Stefanie Höhl


How do infants learn? Neural oscillations shed light on infant attention & learning
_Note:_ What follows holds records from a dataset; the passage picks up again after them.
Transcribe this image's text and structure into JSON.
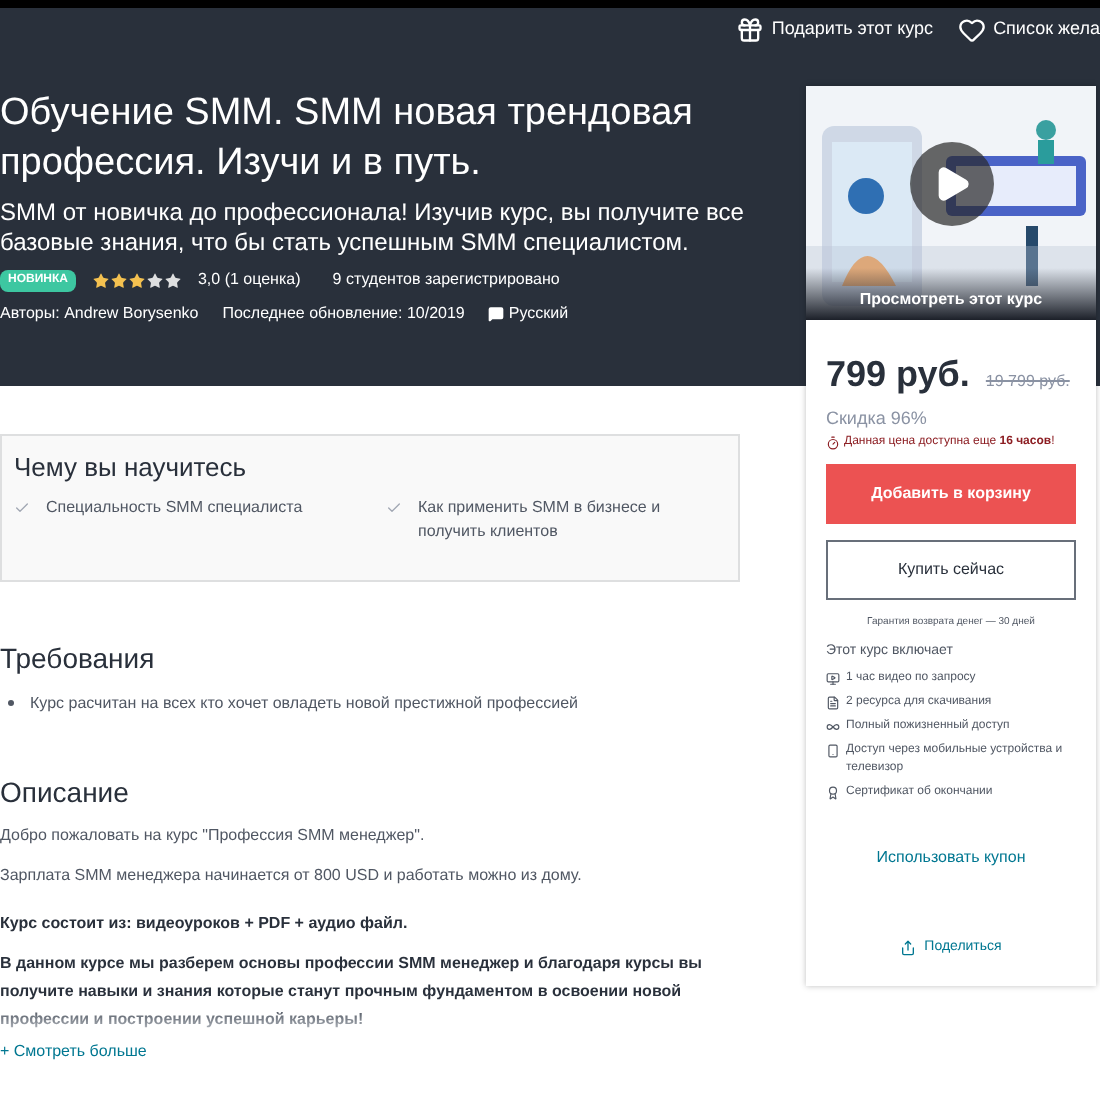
{
  "top_actions": [
    {
      "kind": "gift",
      "label": "Подарить этот курс"
    },
    {
      "kind": "heart",
      "label": "Список жела"
    }
  ],
  "course": {
    "title": "Обучение SMM. SMM новая трендовая профессия. Изучи и в путь.",
    "subtitle": "SMM от новичка до профессионала! Изучив курс, вы получите все базовые знания, что бы стать успешным SMM специалистом.",
    "badge": "НОВИНКА",
    "stars": 3,
    "rating": "3,0 (1 оценка)",
    "students": "9 студентов зарегистрировано",
    "authors": "Авторы: Andrew Borysenko",
    "updated": "Последнее обновление: 10/2019",
    "language": "Русский"
  },
  "learn": {
    "heading": "Чему вы научитесь",
    "items": [
      "Специальность SMM специалиста",
      "Как применить SMM в бизнесе и получить клиентов"
    ]
  },
  "requirements": {
    "heading": "Требования",
    "items": [
      "Курс расчитан на всех кто хочет овладеть новой престижной профессией"
    ]
  },
  "description": {
    "heading": "Описание",
    "paragraphs": [
      {
        "text": "Добро пожаловать на курс \"Профессия SMM менеджер\".",
        "bold": false
      },
      {
        "text": "Зарплата SMM менеджера начинается от 800 USD и работать можно из дому.",
        "bold": false
      },
      {
        "text": "Курс состоит из: видеоуроков + PDF + аудио файл.",
        "bold": true
      },
      {
        "text": "В данном курсе мы разберем основы профессии SMM менеджер и благодаря курсы вы получите навыки и знания которые станут прочным фундаментом в освоении новой профессии и построении успешной карьеры!",
        "bold": true
      }
    ],
    "more": "+ Смотреть больше"
  },
  "card": {
    "preview": {
      "kind": "picture",
      "caption": "Просмотреть этот курс"
    },
    "price": "799 руб.",
    "old_price": "19 799 руб.",
    "discount": "Скидка 96%",
    "timer": "Данная цена доступна еще **16 часов**!",
    "add_to_cart": "Добавить в корзину",
    "buy_now": "Купить сейчас",
    "guarantee": "Гарантия возврата денег — 30 дней",
    "includes_heading": "Этот курс включает",
    "includes": [
      {
        "kind": "video",
        "text": "1 час видео по запросу"
      },
      {
        "kind": "file",
        "text": "2 ресурса для скачивания"
      },
      {
        "kind": "infinity",
        "text": "Полный пожизненный доступ"
      },
      {
        "kind": "mobile",
        "text": "Доступ через мобильные устройства и телевизор"
      },
      {
        "kind": "certificate",
        "text": "Сертификат об окончании"
      }
    ],
    "coupon": "Использовать купон",
    "share": "Поделиться"
  }
}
Infants constantly have to integrate novel information into their developing semantic networks. The role of the theta rhythm in encoding and memory formation has been well established in animal models and human adults. Meanwhile, our understanding of neural oscillations in human infants is still very limited. I will present our recent studies implicating the 4-5 Hz theta rhythm in 9-month-old infants’ processing of unexpected events. Results suggest that oscillatory activity in the theta band supports integration of novel information into existing concepts in infants. I will further present our ongoing work into the role of theta oscillations for the formation of novel object representations. We applied multivariate pattern analyses on the EEG data of 6- to 8-month-olds and adults viewing various images from four different categories. Preliminary results show that theta band neural oscillations form the basis of visual category representations in infants, and that these representations are shifted to the faster alpha/beta band in adults. Furthermore, frontal theta in the same study was enhanced when infants saw novel compared to familiarized items. Together, results speak to an integral role of the theta rhythm for processing novel information and learning in the infant brain.


Hoehl is head of the Research Unit of Developmental Psychology at the University of Vienna and leads the Wiener Kinderstudien ( She completed her undergraduate studies in psychology at Heidelberg University and received her PhD from the University of Leipzig in 2008. She completed her Habilitation at the University of Heidelberg in 2013. From 2016 to 2019 she led the Max Planck Research Group on Early Social Cognition at the MPI for Human Cognitive and Brain Sciences in Leipzig. Her research focuses on social and cognitive development in early childhood.